Belonging, Learning and Growing Together.
Upcoming Events and General Reminders
- Come as a Farmer fund-raising. Thursday 30 August. Children may come dressed as a farmer and make a donation to Buy a Bale. If your child has already donated, once is enough, they can just come dressed up for fun.
- Father's Day Stall and Breakfast- Friday 31 August. Children donate a wrapped gift for the stall and then purchase a gift for their father or significant other. Prices range from $1-$15. The breakfast will take place from 8am at the school. For further information, please refer to the pink note in your child's note pocket. Banksmeadow P & C thank you for your support.

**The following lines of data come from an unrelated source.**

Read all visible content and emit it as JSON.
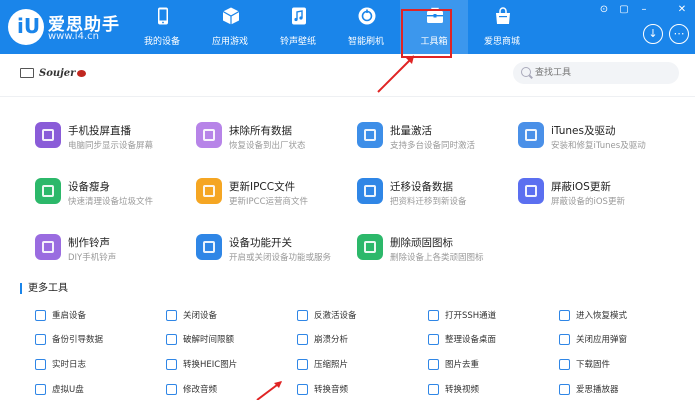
{
  "app": {
    "brand_name": "爱思助手",
    "brand_url": "www.i4.cn",
    "logo_glyph": "iU"
  },
  "nav": [
    {
      "label": "我的设备",
      "icon": "phone-icon"
    },
    {
      "label": "应用游戏",
      "icon": "cube-icon"
    },
    {
      "label": "铃声壁纸",
      "icon": "music-icon"
    },
    {
      "label": "智能刷机",
      "icon": "flash-icon"
    },
    {
      "label": "工具箱",
      "icon": "toolbox-icon"
    },
    {
      "label": "爱思商城",
      "icon": "shopping-bag-icon"
    }
  ],
  "window_controls": [
    "⊙",
    "▢",
    "–",
    "✕"
  ],
  "header_buttons": {
    "download": "↓",
    "more": "⋯"
  },
  "device": {
    "name": "Soujer"
  },
  "search": {
    "placeholder": "查找工具"
  },
  "tools": [
    {
      "title": "手机投屏直播",
      "desc": "电脑同步显示设备屏幕",
      "icon": "screen-mirror-icon",
      "color": "#8a5cd8"
    },
    {
      "title": "抹除所有数据",
      "desc": "恢复设备到出厂状态",
      "icon": "eraser-icon",
      "color": "#b784e8"
    },
    {
      "title": "批量激活",
      "desc": "支持多台设备同时激活",
      "icon": "batch-activate-icon",
      "color": "#3d8ee8"
    },
    {
      "title": "iTunes及驱动",
      "desc": "安装和修复iTunes及驱动",
      "icon": "itunes-icon",
      "color": "#4a90e8"
    },
    {
      "title": "设备瘦身",
      "desc": "快速清理设备垃圾文件",
      "icon": "broom-icon",
      "color": "#2cb86a"
    },
    {
      "title": "更新IPCC文件",
      "desc": "更新IPCC运营商文件",
      "icon": "ipcc-icon",
      "color": "#f5a623"
    },
    {
      "title": "迁移设备数据",
      "desc": "把资料迁移到新设备",
      "icon": "migrate-icon",
      "color": "#2f86e6"
    },
    {
      "title": "屏蔽iOS更新",
      "desc": "屏蔽设备的iOS更新",
      "icon": "block-update-icon",
      "color": "#5b6ff0"
    },
    {
      "title": "制作铃声",
      "desc": "DIY手机铃声",
      "icon": "ringtone-icon",
      "color": "#9a6ce0"
    },
    {
      "title": "设备功能开关",
      "desc": "开启或关闭设备功能或服务",
      "icon": "toggle-icon",
      "color": "#2f86e6"
    },
    {
      "title": "删除顽固图标",
      "desc": "删除设备上各类顽固图标",
      "icon": "trash-icon",
      "color": "#2cb86a"
    }
  ],
  "more_tools_title": "更多工具",
  "small_tools": [
    {
      "label": "重启设备",
      "icon": "restart-icon",
      "color": "#2f86e6"
    },
    {
      "label": "关闭设备",
      "icon": "power-icon",
      "color": "#2f86e6"
    },
    {
      "label": "反激活设备",
      "icon": "deactivate-icon",
      "color": "#2f86e6"
    },
    {
      "label": "打开SSH通道",
      "icon": "ssh-icon",
      "color": "#2f86e6"
    },
    {
      "label": "进入恢复模式",
      "icon": "recovery-icon",
      "color": "#2f86e6"
    },
    {
      "label": "备份引导数据",
      "icon": "backup-icon",
      "color": "#2f86e6"
    },
    {
      "label": "破解时间限额",
      "icon": "time-limit-icon",
      "color": "#2f86e6"
    },
    {
      "label": "崩溃分析",
      "icon": "crash-analysis-icon",
      "color": "#2f86e6"
    },
    {
      "label": "整理设备桌面",
      "icon": "desktop-organize-icon",
      "color": "#2f86e6"
    },
    {
      "label": "关闭应用弹窗",
      "icon": "close-popup-icon",
      "color": "#2f86e6"
    },
    {
      "label": "实时日志",
      "icon": "log-icon",
      "color": "#2f86e6"
    },
    {
      "label": "转换HEIC图片",
      "icon": "heic-icon",
      "color": "#2f86e6"
    },
    {
      "label": "压缩照片",
      "icon": "compress-photo-icon",
      "color": "#2f86e6"
    },
    {
      "label": "图片去重",
      "icon": "dedupe-icon",
      "color": "#2f86e6"
    },
    {
      "label": "下载固件",
      "icon": "firmware-icon",
      "color": "#2f86e6"
    },
    {
      "label": "虚拟U盘",
      "icon": "usb-icon",
      "color": "#2f86e6"
    },
    {
      "label": "修改音频",
      "icon": "audio-edit-icon",
      "color": "#2f86e6"
    },
    {
      "label": "转换音频",
      "icon": "audio-convert-icon",
      "color": "#2f86e6"
    },
    {
      "label": "转换视频",
      "icon": "video-convert-icon",
      "color": "#2f86e6"
    },
    {
      "label": "爱思播放器",
      "icon": "player-icon",
      "color": "#2f86e6"
    }
  ],
  "colors": {
    "header": "#1a85ea",
    "highlight": "#e02424",
    "accent": "#1a85ea"
  }
}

- Just a friendly reminder that it's a good idea to place an ice pack in your child's lunch box. The weather will be warming up soon and lunches are not refrigerated. Afternoon tea is placed in the fridge, so no need for one in there.
- Banksmeadow Preschool enrolments are happening now. If you know someone looking for an early childhood preschool placement, please let them know.
Outcome 2: Children are connected with and contribute to their world
Children develop a sense of belonging to groups and communities and an understanding of the reciprocal rights and responsibilities necessary for active community participation
Children respond to diversity with respect
Children become aware of fairness
Children become socially responsible and show respect for the environment
We had discussions about the farmers and why we were fund raising for them. We talked about the drought and what is happening on the farms. Later the children recalled what we discussed and were able to tell what they could remember.
This is what some of the children said.
Taylor- "It's all dry."
Emilia- "It doesn't rain when there's a drought."
Mitchell- "If there's no rain the animals can't drink and they will die."
Ruby- "We could get our water bottles to give to the animals."
Ava- "If the animals don't have food and don't eat, they will die."
Mia- "The animals need food and so do the farmers."
Emanuel- "The farmers have to get food for the animals and the animals have to eat a lot.
What great comments!
- Children broaden their understanding of the world around them
- Children begin to show concern for others
- Children demonstrate an increasing knowledge and respect for natural environments
- Children show growing appreciation and care for living things
Outcome 4: Children are confident and involved learners
Children develop dispositions for learning such as curiosity, cooperation, confidence, creativity, commitment, enthusiasm, persistence, imagination and reflexivity
Children develop a range of skills and processes such as problem solving, enquiry, experimentation, hypothesising, researching and investigating
Children transfer and adapt what they have learned from one setting to another
Children resource their own learning through connecting with people, place, technologies and natural and processed materials
Proud as Punch
There is still much interest in writing. particularly with the Australian animal word cards. The boys were very proud of seeing their achievements, and receiving the praise, made them feel even more proud. There was also lots of discussion about what they were doing and which animal they might do next.
They are attempting activities that they would definitely have avoided earlier on in the year. This is a positive sign for getting ready for school.
"I drew a crocodile," said Easton.
"I did a crocodile," said Jayden.
"I did a kangaroo," said Mitchell.
- Children initiate and contribute to play experiences emerging from their own ideas.
- Children apply a wide variety of thinking strategies.
- Children engage in learning relationships
Outcome 5: Children are effective communicators
Children interact verbally and non-verbally with others for a range of purposes
Children engage with a range of texts and gain meaning from these texts
Children express ideas and make meaning using a range of media
Children begin to understand how symbols and patters systems work
Children use information and communication technologies to access information. Investigate ideas and represent their thinking
Ella said, "Look how big this is."
"Wow. Maybe you should check how long it is against some of our furniture," said Mrs Royston.
"Yeah, let's see," said Emilia.
The girls went over to check how long it was against the shelf.
"It's bigger than one shelf," said Ella.
"It's not bigger than the both shelves,'" said Mia.
"Is it as long as the lounge?" asked Mrs Royston.
They went to check if it was longer then the lounge.
"It is longer," said Ava.
The girls were very interested in the measurements and comparisons and continued to check against other furniture.
- Children demonstrate an increasing understanding of measurement to describe length
- Children use language to communicate thinking about mathematical ideas